The Organization for Economic Co-operation and Development's new report on pensions is an eye-opener for anyone who questions the need for an upgrade of Canada's income support system for seniors. Our social safety net for retirees is fraying.
The OECD, an economic policy forum representing the world's developed countries, on Monday issued report cards for its member countries and all G20 nations on the health of their pension systems and their ability to adequately support their seniors in retirement. Its report on Canada showed a country that is allowing an increasing number of seniors to slip into poverty, and a government that isn't doing enough to help them.
First, though, the good news: Canada's rate of old-age poverty is the 10th-lowest in the 34-member OECD. Just 7.2 per cent of Canadians over the age of 65 are living below the poverty line, well below the OECD average of 12.8 per cent. (By contrast, in the United States nearly 20 per cent of seniors live in poverty.) Among the G7, only France's senior poverty rate is lower than Canada's.

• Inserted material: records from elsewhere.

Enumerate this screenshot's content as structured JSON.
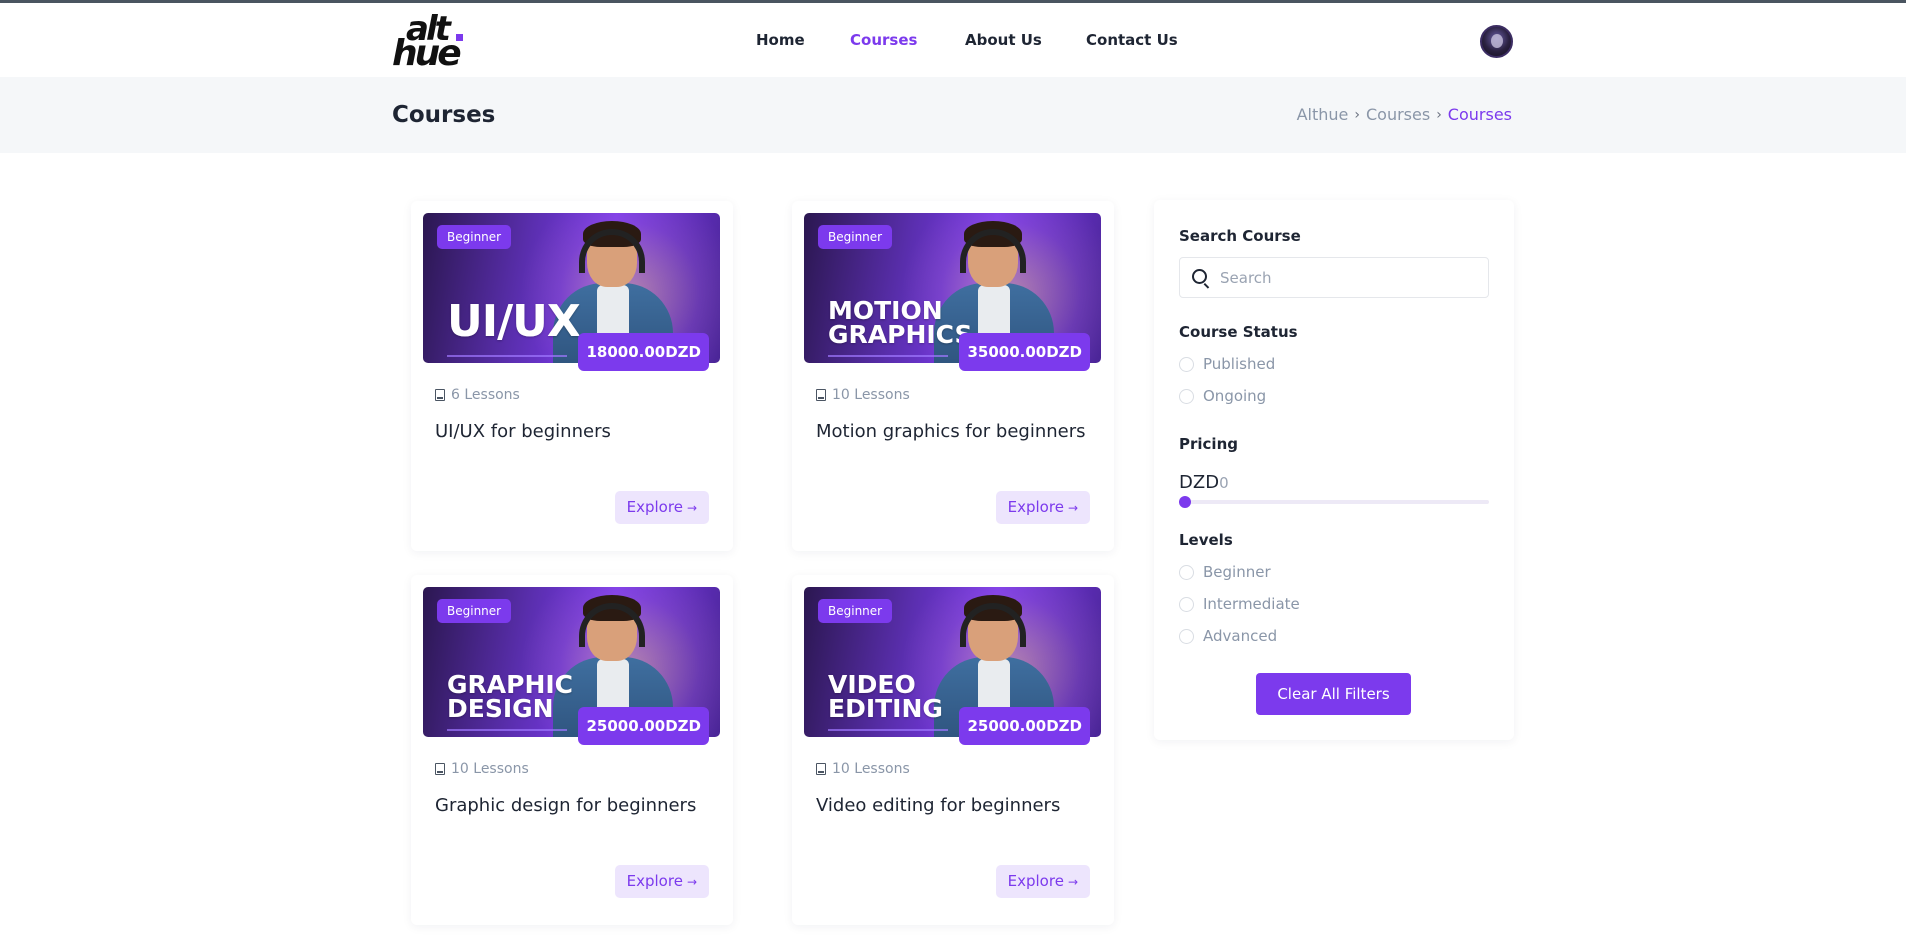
{
  "header": {
    "logo_line1": "alt",
    "logo_line2": "hue",
    "nav": [
      {
        "label": "Home",
        "active": false
      },
      {
        "label": "Courses",
        "active": true
      },
      {
        "label": "About Us",
        "active": false
      },
      {
        "label": "Contact Us",
        "active": false
      }
    ]
  },
  "page": {
    "title": "Courses",
    "breadcrumb": [
      "Althue",
      "Courses",
      "Courses"
    ]
  },
  "courses": [
    {
      "level": "Beginner",
      "thumb_text": "UI/UX",
      "price": "18000.00DZD",
      "lessons": "6 Lessons",
      "title": "UI/UX for beginners",
      "cta": "Explore"
    },
    {
      "level": "Beginner",
      "thumb_text": "MOTION\nGRAPHICS",
      "price": "35000.00DZD",
      "lessons": "10 Lessons",
      "title": "Motion graphics for beginners",
      "cta": "Explore"
    },
    {
      "level": "Beginner",
      "thumb_text": "GRAPHIC\nDESIGN",
      "price": "25000.00DZD",
      "lessons": "10 Lessons",
      "title": "Graphic design for beginners",
      "cta": "Explore"
    },
    {
      "level": "Beginner",
      "thumb_text": "VIDEO\nEDITING",
      "price": "25000.00DZD",
      "lessons": "10 Lessons",
      "title": "Video editing for beginners",
      "cta": "Explore"
    }
  ],
  "filters": {
    "search_label": "Search Course",
    "search_placeholder": "Search",
    "search_value": "",
    "status_label": "Course Status",
    "status_options": [
      "Published",
      "Ongoing"
    ],
    "pricing_label": "Pricing",
    "pricing_currency": "DZD",
    "pricing_value": "0",
    "levels_label": "Levels",
    "level_options": [
      "Beginner",
      "Intermediate",
      "Advanced"
    ],
    "clear_label": "Clear All Filters"
  },
  "colors": {
    "accent": "#7c3aed",
    "accent_soft": "#ede5fd",
    "band_bg": "#f5f7f9"
  },
  "icons": {
    "search": "search-icon",
    "lessons": "book-icon",
    "explore_arrow": "arrow-right-icon",
    "breadcrumb_sep": "chevron-right-icon"
  }
}
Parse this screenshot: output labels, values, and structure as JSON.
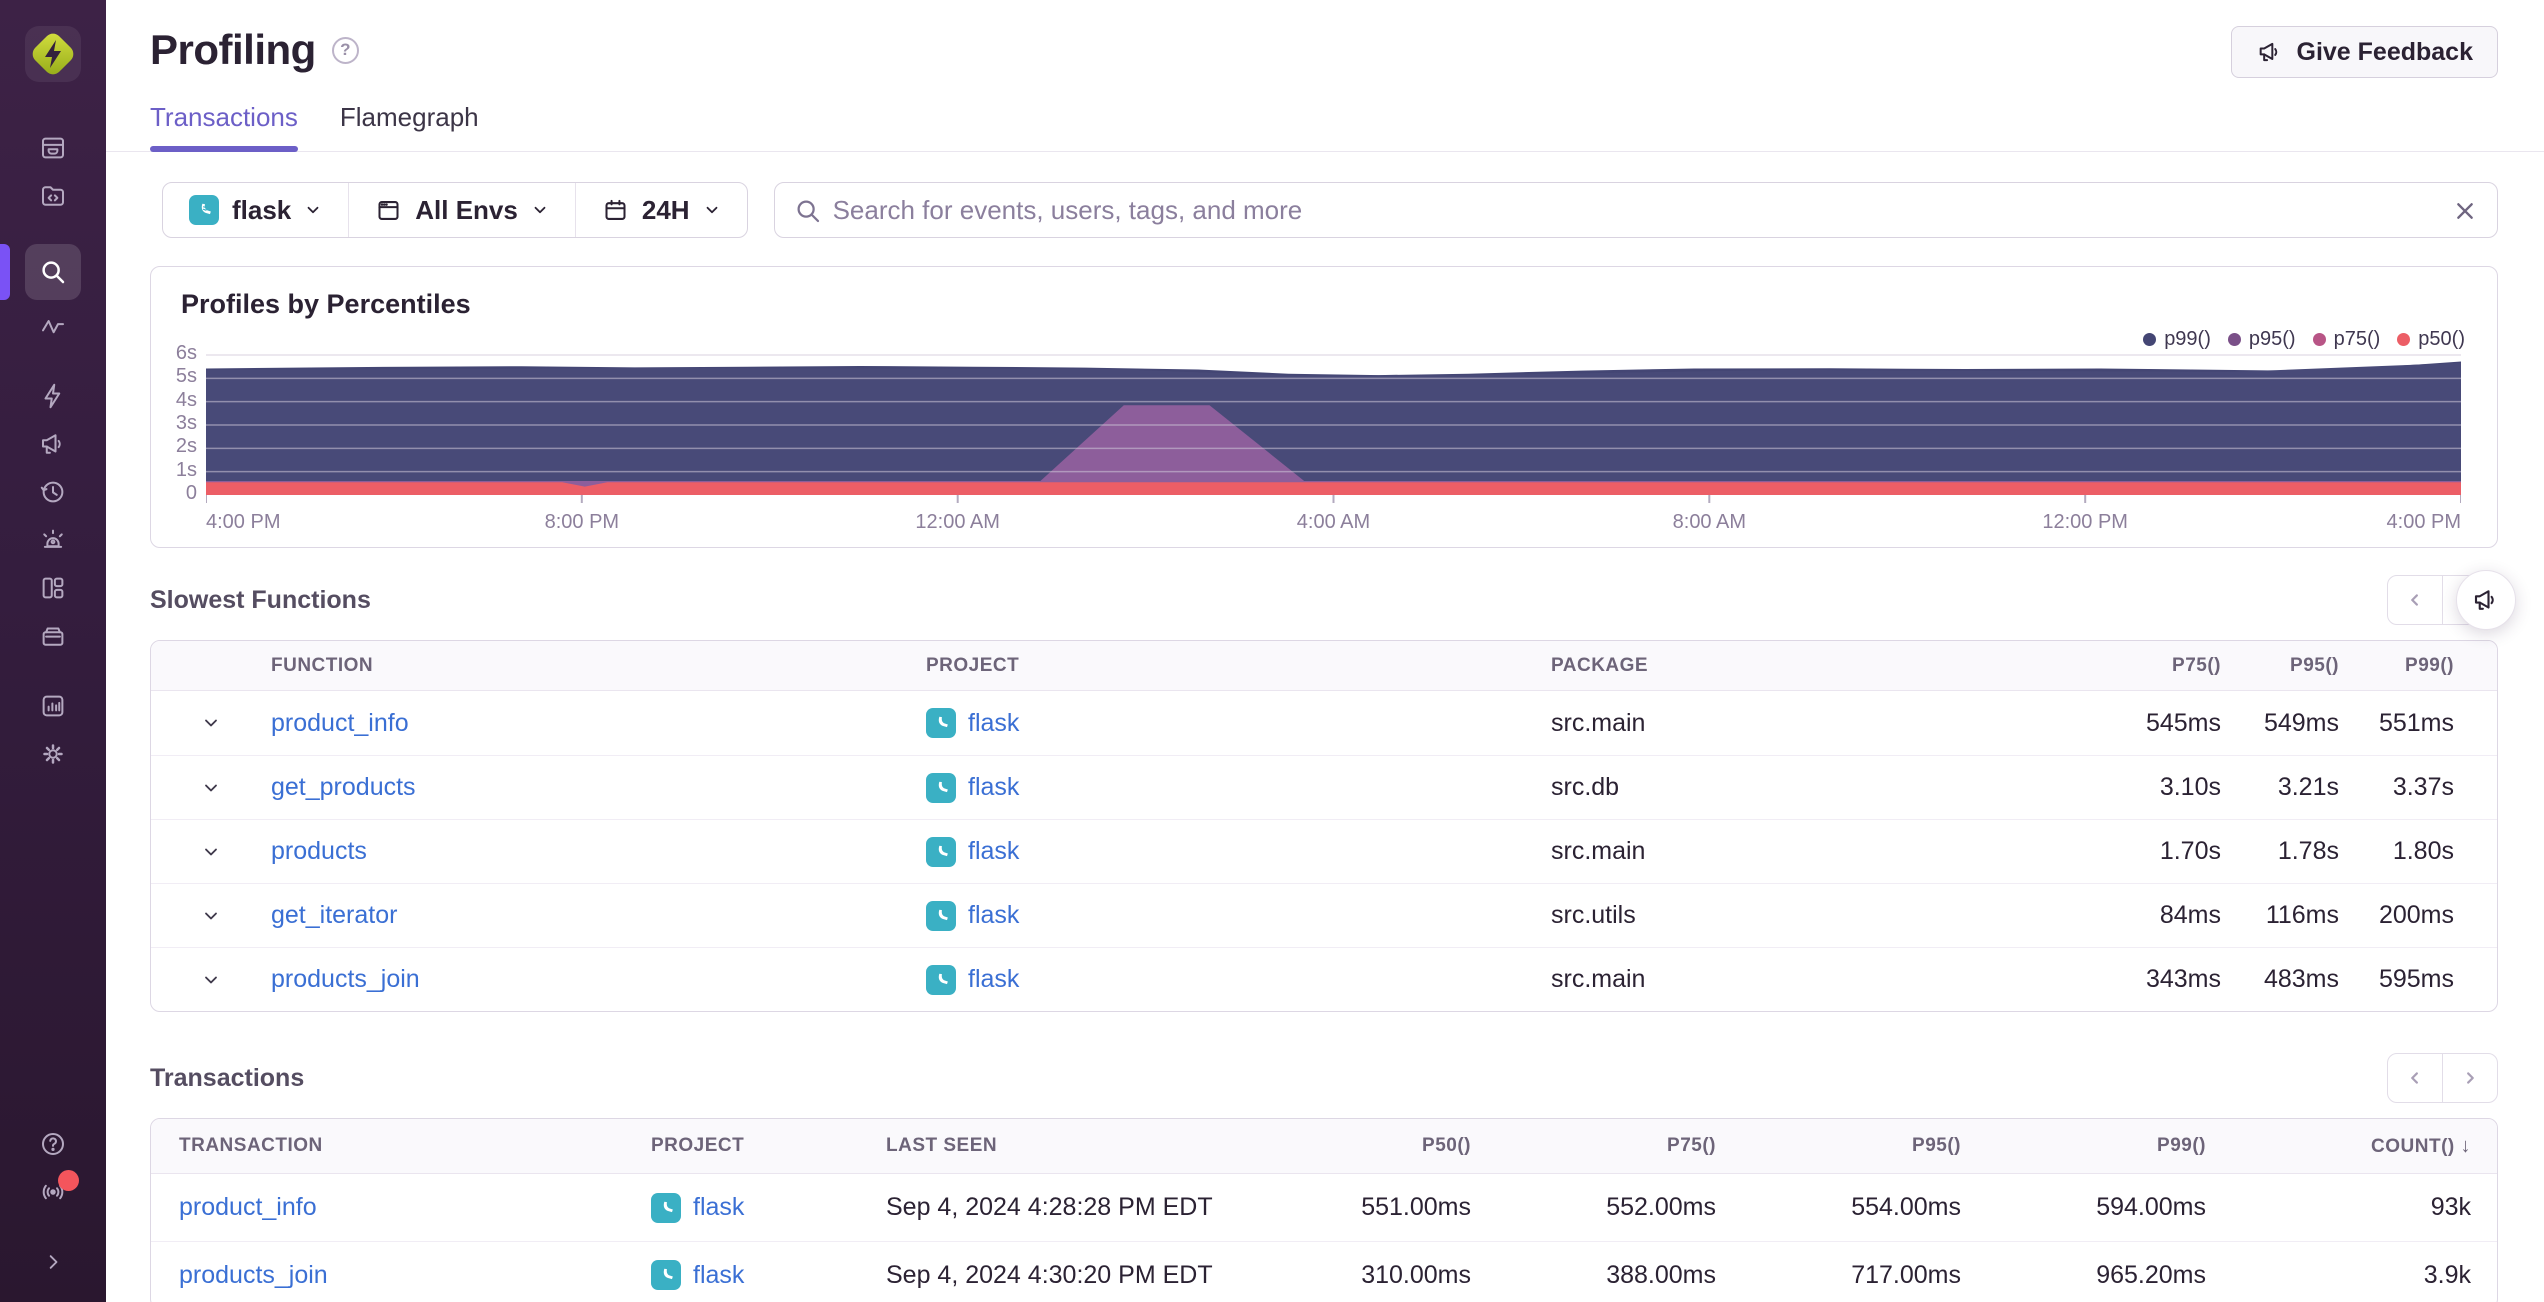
{
  "header": {
    "title": "Profiling",
    "help": "?",
    "feedback_label": "Give Feedback"
  },
  "tabs": {
    "items": [
      {
        "label": "Transactions",
        "active": true
      },
      {
        "label": "Flamegraph",
        "active": false
      }
    ]
  },
  "filters": {
    "project": "flask",
    "environment": "All Envs",
    "period": "24H"
  },
  "search": {
    "placeholder": "Search for events, users, tags, and more"
  },
  "sidebar": {
    "active_item": "search",
    "icons_top": [
      "org-logo",
      "issues-icon",
      "projects-icon",
      "search-icon",
      "metrics-icon",
      "quickstart-icon",
      "feedback-icon",
      "replays-icon",
      "alerts-icon",
      "dashboards-icon",
      "archive-icon",
      "stats-icon",
      "settings-icon"
    ],
    "icons_bottom": [
      "help-icon",
      "whats-new-icon",
      "collapse-icon"
    ],
    "notification_dot_color": "#f4555c",
    "accent_color": "#7a52f5"
  },
  "chart_panel": {
    "title": "Profiles by Percentiles"
  },
  "chart_data": {
    "type": "area",
    "title": "Profiles by Percentiles",
    "unit": "seconds",
    "ylim": [
      0,
      6
    ],
    "y_axis": [
      "0",
      "1s",
      "2s",
      "3s",
      "4s",
      "5s",
      "6s"
    ],
    "x_axis": [
      "4:00 PM",
      "8:00 PM",
      "12:00 AM",
      "4:00 AM",
      "8:00 AM",
      "12:00 PM",
      "4:00 PM"
    ],
    "legend_position": "top-right",
    "grid": true,
    "series": [
      {
        "name": "p99()",
        "legend_color": "#444674",
        "fill": "#444674",
        "points": [
          [
            0,
            5.42
          ],
          [
            0.04,
            5.46
          ],
          [
            0.09,
            5.5
          ],
          [
            0.14,
            5.52
          ],
          [
            0.19,
            5.47
          ],
          [
            0.24,
            5.5
          ],
          [
            0.29,
            5.53
          ],
          [
            0.34,
            5.5
          ],
          [
            0.39,
            5.46
          ],
          [
            0.44,
            5.38
          ],
          [
            0.48,
            5.2
          ],
          [
            0.52,
            5.14
          ],
          [
            0.56,
            5.2
          ],
          [
            0.61,
            5.33
          ],
          [
            0.66,
            5.42
          ],
          [
            0.72,
            5.43
          ],
          [
            0.78,
            5.4
          ],
          [
            0.84,
            5.42
          ],
          [
            0.89,
            5.37
          ],
          [
            0.93,
            5.32
          ],
          [
            0.96,
            5.45
          ],
          [
            1,
            5.72
          ]
        ]
      },
      {
        "name": "p95()",
        "legend_color": "#7a5088",
        "fill": "#484a78",
        "points": [
          [
            0,
            5.36
          ],
          [
            0.2,
            5.44
          ],
          [
            0.4,
            5.4
          ],
          [
            0.48,
            5.12
          ],
          [
            0.56,
            5.14
          ],
          [
            0.7,
            5.36
          ],
          [
            0.9,
            5.28
          ],
          [
            1,
            5.66
          ]
        ]
      },
      {
        "name": "p75()",
        "legend_color": "#b85586",
        "fill": "#8d5e9b",
        "points": [
          [
            0,
            0.6
          ],
          [
            0.37,
            0.6
          ],
          [
            0.407,
            3.85
          ],
          [
            0.445,
            3.85
          ],
          [
            0.487,
            0.6
          ],
          [
            1,
            0.6
          ]
        ]
      },
      {
        "name": "p50()",
        "legend_color": "#ec5e66",
        "fill": "#ec5e66",
        "points": [
          [
            0,
            0.55
          ],
          [
            0.158,
            0.55
          ],
          [
            0.168,
            0.36
          ],
          [
            0.178,
            0.55
          ],
          [
            1,
            0.55
          ]
        ]
      }
    ]
  },
  "slowest_functions": {
    "heading": "Slowest Functions",
    "columns": [
      "FUNCTION",
      "PROJECT",
      "PACKAGE",
      "P75()",
      "P95()",
      "P99()"
    ],
    "rows": [
      {
        "function": "product_info",
        "project": "flask",
        "package": "src.main",
        "p75": "545ms",
        "p95": "549ms",
        "p99": "551ms"
      },
      {
        "function": "get_products",
        "project": "flask",
        "package": "src.db",
        "p75": "3.10s",
        "p95": "3.21s",
        "p99": "3.37s"
      },
      {
        "function": "products",
        "project": "flask",
        "package": "src.main",
        "p75": "1.70s",
        "p95": "1.78s",
        "p99": "1.80s"
      },
      {
        "function": "get_iterator",
        "project": "flask",
        "package": "src.utils",
        "p75": "84ms",
        "p95": "116ms",
        "p99": "200ms"
      },
      {
        "function": "products_join",
        "project": "flask",
        "package": "src.main",
        "p75": "343ms",
        "p95": "483ms",
        "p99": "595ms"
      }
    ]
  },
  "transactions": {
    "heading": "Transactions",
    "columns": [
      "TRANSACTION",
      "PROJECT",
      "LAST SEEN",
      "P50()",
      "P75()",
      "P95()",
      "P99()",
      "COUNT()"
    ],
    "sort_column": "COUNT()",
    "sort_arrow": "↓",
    "rows": [
      {
        "transaction": "product_info",
        "project": "flask",
        "last_seen": "Sep 4, 2024 4:28:28 PM EDT",
        "p50": "551.00ms",
        "p75": "552.00ms",
        "p95": "554.00ms",
        "p99": "594.00ms",
        "count": "93k"
      },
      {
        "transaction": "products_join",
        "project": "flask",
        "last_seen": "Sep 4, 2024 4:30:20 PM EDT",
        "p50": "310.00ms",
        "p75": "388.00ms",
        "p95": "717.00ms",
        "p99": "965.20ms",
        "count": "3.9k"
      }
    ]
  }
}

But the bad news is that while most OECD countries have reduced their old-age poverty rates since 2007, Canada's has increased by roughly two percentage points. That's about 130,000 more seniors living in poverty in this country than there were five years ago.
Canada's government is part of the problem. Government transfers to seniors – in the form of Canada Pension Plan (CPP), Old Age Security, etc. – account for just 39 per cent of seniors' income in this country, far below the OECD average of 59 per cent. Government spending on old-age pensions is equivalent to 4.5 per cent of gross domestic product – again, woefully short of the OECD average of 7.8 per cent.
Canadian seniors rely heavily on private pension plans and savings for their retirement income – those sources account for 42 per cent of Canadian seniors' incomes, versus just 18 per cent for the OECD average. (The remainder is income from employment.) That's a worrisome number given that employer pension plans, especially defined-benefit plans that provide an assured stream of income throughout retirement, are becoming an endangered species in this country. (Only about one-third of Canadian workers are members of any sort of private pension plan.)
All of this gets to the root of why, when federal Finance Minister Jim Flaherty talks about putting off enhancements to the CPP to some undefined later time, he's making a dangerous mistake. The evidence shows that Canadian seniors are already relying much more heavily than most on other sources of income to keep their heads above water – and a fast-growing number of them are finding it's not enough. And our government hasn't directed enough resources to protect them.
Perhaps the government will take comfort in the fact that poverty among seniors is not yet a statistical problem in this country, but we're headed in the wrong direction. We mustn't sit on our hands and watch an eroding situation get worse.